# [Exercise inputs]
· · · · · · ·
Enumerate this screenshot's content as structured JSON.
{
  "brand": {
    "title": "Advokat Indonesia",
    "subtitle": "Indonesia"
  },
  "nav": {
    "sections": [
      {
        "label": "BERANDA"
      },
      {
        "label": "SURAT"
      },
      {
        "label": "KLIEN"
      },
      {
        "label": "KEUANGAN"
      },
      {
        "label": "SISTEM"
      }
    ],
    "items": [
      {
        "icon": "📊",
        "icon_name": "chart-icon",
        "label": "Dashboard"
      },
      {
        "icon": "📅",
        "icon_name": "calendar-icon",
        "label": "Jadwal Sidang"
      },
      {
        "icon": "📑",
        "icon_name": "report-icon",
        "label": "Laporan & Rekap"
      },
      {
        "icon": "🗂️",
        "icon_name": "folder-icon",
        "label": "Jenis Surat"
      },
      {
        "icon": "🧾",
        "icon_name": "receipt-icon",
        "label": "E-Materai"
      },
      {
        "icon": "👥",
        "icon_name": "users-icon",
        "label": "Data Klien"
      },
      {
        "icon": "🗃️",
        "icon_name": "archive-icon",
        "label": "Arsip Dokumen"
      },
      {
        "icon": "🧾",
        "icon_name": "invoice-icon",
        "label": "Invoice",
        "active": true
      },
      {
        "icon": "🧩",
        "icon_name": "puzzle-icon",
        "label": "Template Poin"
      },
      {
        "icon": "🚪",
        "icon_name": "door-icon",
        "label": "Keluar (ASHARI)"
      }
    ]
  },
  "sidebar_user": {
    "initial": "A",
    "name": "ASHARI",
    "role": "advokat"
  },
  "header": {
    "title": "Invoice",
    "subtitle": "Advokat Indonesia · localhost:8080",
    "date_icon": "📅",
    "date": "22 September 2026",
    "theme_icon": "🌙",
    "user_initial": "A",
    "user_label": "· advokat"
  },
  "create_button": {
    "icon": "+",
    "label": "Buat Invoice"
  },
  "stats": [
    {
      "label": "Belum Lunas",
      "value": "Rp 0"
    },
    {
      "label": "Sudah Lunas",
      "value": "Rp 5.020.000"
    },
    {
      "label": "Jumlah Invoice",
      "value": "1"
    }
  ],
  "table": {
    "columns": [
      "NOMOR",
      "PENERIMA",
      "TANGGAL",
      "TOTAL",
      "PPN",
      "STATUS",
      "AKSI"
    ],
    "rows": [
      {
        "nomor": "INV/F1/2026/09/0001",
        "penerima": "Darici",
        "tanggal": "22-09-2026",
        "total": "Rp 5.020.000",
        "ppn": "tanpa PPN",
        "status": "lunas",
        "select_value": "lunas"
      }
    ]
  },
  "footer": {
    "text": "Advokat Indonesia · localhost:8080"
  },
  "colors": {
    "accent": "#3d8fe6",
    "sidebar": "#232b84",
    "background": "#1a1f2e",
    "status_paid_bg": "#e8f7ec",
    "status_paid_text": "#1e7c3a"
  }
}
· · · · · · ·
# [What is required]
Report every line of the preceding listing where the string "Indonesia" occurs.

# [Response to this task]
    "title": "Advokat Indonesia",
    "subtitle": "Indonesia"
    "subtitle": "Advokat Indonesia · localhost:8080",
    "text": "Advokat Indonesia · localhost:8080"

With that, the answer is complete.